## [Given data]
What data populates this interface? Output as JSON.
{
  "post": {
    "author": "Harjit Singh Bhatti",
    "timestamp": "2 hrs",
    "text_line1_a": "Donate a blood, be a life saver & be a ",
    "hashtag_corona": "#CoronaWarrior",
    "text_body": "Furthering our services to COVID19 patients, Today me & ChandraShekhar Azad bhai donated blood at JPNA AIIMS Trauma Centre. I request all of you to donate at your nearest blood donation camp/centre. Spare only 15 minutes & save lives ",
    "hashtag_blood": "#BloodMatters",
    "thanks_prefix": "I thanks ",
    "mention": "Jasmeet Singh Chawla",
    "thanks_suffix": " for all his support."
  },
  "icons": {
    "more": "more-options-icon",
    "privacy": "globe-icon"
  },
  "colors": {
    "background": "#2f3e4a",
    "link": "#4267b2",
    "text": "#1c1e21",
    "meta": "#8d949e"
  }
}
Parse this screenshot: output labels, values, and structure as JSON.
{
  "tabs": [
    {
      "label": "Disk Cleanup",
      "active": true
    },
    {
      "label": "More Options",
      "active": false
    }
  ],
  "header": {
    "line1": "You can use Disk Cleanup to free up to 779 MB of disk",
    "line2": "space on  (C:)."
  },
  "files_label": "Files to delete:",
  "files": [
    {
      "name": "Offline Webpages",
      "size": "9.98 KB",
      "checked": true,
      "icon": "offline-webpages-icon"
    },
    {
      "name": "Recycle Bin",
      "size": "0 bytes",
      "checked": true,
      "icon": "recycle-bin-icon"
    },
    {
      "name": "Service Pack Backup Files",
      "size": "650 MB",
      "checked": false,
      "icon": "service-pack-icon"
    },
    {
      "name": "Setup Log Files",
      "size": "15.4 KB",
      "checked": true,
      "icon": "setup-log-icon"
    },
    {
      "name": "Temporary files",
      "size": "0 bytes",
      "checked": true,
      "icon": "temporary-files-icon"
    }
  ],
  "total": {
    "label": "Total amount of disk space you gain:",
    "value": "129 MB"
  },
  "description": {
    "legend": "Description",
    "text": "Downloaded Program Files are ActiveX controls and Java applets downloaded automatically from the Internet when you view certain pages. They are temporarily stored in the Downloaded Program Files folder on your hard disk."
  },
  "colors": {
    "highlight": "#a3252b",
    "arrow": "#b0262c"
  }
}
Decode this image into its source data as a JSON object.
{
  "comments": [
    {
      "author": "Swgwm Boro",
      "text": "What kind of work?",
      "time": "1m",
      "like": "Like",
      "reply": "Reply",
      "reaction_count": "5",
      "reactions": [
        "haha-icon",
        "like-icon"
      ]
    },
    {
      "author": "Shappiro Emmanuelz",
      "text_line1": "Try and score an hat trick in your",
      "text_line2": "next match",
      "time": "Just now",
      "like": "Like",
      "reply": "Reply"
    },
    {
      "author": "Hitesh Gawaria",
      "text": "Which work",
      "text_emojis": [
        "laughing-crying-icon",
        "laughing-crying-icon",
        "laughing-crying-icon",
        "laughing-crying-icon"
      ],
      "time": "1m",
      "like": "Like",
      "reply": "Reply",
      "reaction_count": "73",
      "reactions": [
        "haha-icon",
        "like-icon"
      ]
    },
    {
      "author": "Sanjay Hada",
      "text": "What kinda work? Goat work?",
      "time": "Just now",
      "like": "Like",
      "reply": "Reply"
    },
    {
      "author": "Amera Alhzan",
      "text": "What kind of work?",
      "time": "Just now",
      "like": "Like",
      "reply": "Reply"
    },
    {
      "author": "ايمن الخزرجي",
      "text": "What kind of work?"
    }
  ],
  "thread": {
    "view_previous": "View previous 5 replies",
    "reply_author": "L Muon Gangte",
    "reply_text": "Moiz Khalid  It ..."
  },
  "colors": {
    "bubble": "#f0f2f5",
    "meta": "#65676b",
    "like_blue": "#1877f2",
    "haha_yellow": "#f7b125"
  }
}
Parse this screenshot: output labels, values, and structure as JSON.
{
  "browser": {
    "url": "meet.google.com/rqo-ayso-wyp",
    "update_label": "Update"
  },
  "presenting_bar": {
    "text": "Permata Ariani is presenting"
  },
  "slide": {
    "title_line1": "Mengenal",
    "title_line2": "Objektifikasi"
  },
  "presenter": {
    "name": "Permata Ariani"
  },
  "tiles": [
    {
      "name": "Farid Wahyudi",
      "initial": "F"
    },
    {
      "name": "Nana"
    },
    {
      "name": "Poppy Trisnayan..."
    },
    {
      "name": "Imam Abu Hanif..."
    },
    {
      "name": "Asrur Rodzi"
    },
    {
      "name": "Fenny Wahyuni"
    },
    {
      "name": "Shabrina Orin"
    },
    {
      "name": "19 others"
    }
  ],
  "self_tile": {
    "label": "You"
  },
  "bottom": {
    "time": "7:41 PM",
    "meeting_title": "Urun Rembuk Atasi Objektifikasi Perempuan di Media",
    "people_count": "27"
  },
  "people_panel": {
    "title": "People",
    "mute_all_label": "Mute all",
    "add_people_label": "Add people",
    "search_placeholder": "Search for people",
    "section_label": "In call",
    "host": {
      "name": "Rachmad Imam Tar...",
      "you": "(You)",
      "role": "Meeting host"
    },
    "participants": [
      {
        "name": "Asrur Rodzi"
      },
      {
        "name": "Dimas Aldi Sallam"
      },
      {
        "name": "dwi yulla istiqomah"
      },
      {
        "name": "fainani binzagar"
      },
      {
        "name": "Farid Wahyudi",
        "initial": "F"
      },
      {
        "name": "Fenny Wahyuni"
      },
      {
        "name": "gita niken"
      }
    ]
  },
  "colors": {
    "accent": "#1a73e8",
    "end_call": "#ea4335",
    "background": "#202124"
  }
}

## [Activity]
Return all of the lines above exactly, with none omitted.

## [Exercise solution]
What data populates this interface? Output as JSON.
{
  "post": {
    "author": "Harjit Singh Bhatti",
    "timestamp": "2 hrs",
    "text_line1_a": "Donate a blood, be a life saver & be a ",
    "hashtag_corona": "#CoronaWarrior",
    "text_body": "Furthering our services to COVID19 patients, Today me & ChandraShekhar Azad bhai donated blood at JPNA AIIMS Trauma Centre. I request all of you to donate at your nearest blood donation camp/centre. Spare only 15 minutes & save lives ",
    "hashtag_blood": "#BloodMatters",
    "thanks_prefix": "I thanks ",
    "mention": "Jasmeet Singh Chawla",
    "thanks_suffix": " for all his support."
  },
  "icons": {
    "more": "more-options-icon",
    "privacy": "globe-icon"
  },
  "colors": {
    "background": "#2f3e4a",
    "link": "#4267b2",
    "text": "#1c1e21",
    "meta": "#8d949e"
  }
}
Parse this screenshot: output labels, values, and structure as JSON.
{
  "tabs": [
    {
      "label": "Disk Cleanup",
      "active": true
    },
    {
      "label": "More Options",
      "active": false
    }
  ],
  "header": {
    "line1": "You can use Disk Cleanup to free up to 779 MB of disk",
    "line2": "space on  (C:)."
  },
  "files_label": "Files to delete:",
  "files": [
    {
      "name": "Offline Webpages",
      "size": "9.98 KB",
      "checked": true,
      "icon": "offline-webpages-icon"
    },
    {
      "name": "Recycle Bin",
      "size": "0 bytes",
      "checked": true,
      "icon": "recycle-bin-icon"
    },
    {
      "name": "Service Pack Backup Files",
      "size": "650 MB",
      "checked": false,
      "icon": "service-pack-icon"
    },
    {
      "name": "Setup Log Files",
      "size": "15.4 KB",
      "checked": true,
      "icon": "setup-log-icon"
    },
    {
      "name": "Temporary files",
      "size": "0 bytes",
      "checked": true,
      "icon": "temporary-files-icon"
    }
  ],
  "total": {
    "label": "Total amount of disk space you gain:",
    "value": "129 MB"
  },
  "description": {
    "legend": "Description",
    "text": "Downloaded Program Files are ActiveX controls and Java applets downloaded automatically from the Internet when you view certain pages. They are temporarily stored in the Downloaded Program Files folder on your hard disk."
  },
  "colors": {
    "highlight": "#a3252b",
    "arrow": "#b0262c"
  }
}
Decode this image into its source data as a JSON object.
{
  "comments": [
    {
      "author": "Swgwm Boro",
      "text": "What kind of work?",
      "time": "1m",
      "like": "Like",
      "reply": "Reply",
      "reaction_count": "5",
      "reactions": [
        "haha-icon",
        "like-icon"
      ]
    },
    {
      "author": "Shappiro Emmanuelz",
      "text_line1": "Try and score an hat trick in your",
      "text_line2": "next match",
      "time": "Just now",
      "like": "Like",
      "reply": "Reply"
    },
    {
      "author": "Hitesh Gawaria",
      "text": "Which work",
      "text_emojis": [
        "laughing-crying-icon",
        "laughing-crying-icon",
        "laughing-crying-icon",
        "laughing-crying-icon"
      ],
      "time": "1m",
      "like": "Like",
      "reply": "Reply",
      "reaction_count": "73",
      "reactions": [
        "haha-icon",
        "like-icon"
      ]
    },
    {
      "author": "Sanjay Hada",
      "text": "What kinda work? Goat work?",
      "time": "Just now",
      "like": "Like",
      "reply": "Reply"
    },
    {
      "author": "Amera Alhzan",
      "text": "What kind of work?",
      "time": "Just now",
      "like": "Like",
      "reply": "Reply"
    },
    {
      "author": "ايمن الخزرجي",
      "text": "What kind of work?"
    }
  ],
  "thread": {
    "view_previous": "View previous 5 replies",
    "reply_author": "L Muon Gangte",
    "reply_text": "Moiz Khalid  It ..."
  },
  "colors": {
    "bubble": "#f0f2f5",
    "meta": "#65676b",
    "like_blue": "#1877f2",
    "haha_yellow": "#f7b125"
  }
}
Parse this screenshot: output labels, values, and structure as JSON.
{
  "browser": {
    "url": "meet.google.com/rqo-ayso-wyp",
    "update_label": "Update"
  },
  "presenting_bar": {
    "text": "Permata Ariani is presenting"
  },
  "slide": {
    "title_line1": "Mengenal",
    "title_line2": "Objektifikasi"
  },
  "presenter": {
    "name": "Permata Ariani"
  },
  "tiles": [
    {
      "name": "Farid Wahyudi",
      "initial": "F"
    },
    {
      "name": "Nana"
    },
    {
      "name": "Poppy Trisnayan..."
    },
    {
      "name": "Imam Abu Hanif..."
    },
    {
      "name": "Asrur Rodzi"
    },
    {
      "name": "Fenny Wahyuni"
    },
    {
      "name": "Shabrina Orin"
    },
    {
      "name": "19 others"
    }
  ],
  "self_tile": {
    "label": "You"
  },
  "bottom": {
    "time": "7:41 PM",
    "meeting_title": "Urun Rembuk Atasi Objektifikasi Perempuan di Media",
    "people_count": "27"
  },
  "people_panel": {
    "title": "People",
    "mute_all_label": "Mute all",
    "add_people_label": "Add people",
    "search_placeholder": "Search for people",
    "section_label": "In call",
    "host": {
      "name": "Rachmad Imam Tar...",
      "you": "(You)",
      "role": "Meeting host"
    },
    "participants": [
      {
        "name": "Asrur Rodzi"
      },
      {
        "name": "Dimas Aldi Sallam"
      },
      {
        "name": "dwi yulla istiqomah"
      },
      {
        "name": "fainani binzagar"
      },
      {
        "name": "Farid Wahyudi",
        "initial": "F"
      },
      {
        "name": "Fenny Wahyuni"
      },
      {
        "name": "gita niken"
      }
    ]
  },
  "colors": {
    "accent": "#1a73e8",
    "end_call": "#ea4335",
    "background": "#202124"
  }
}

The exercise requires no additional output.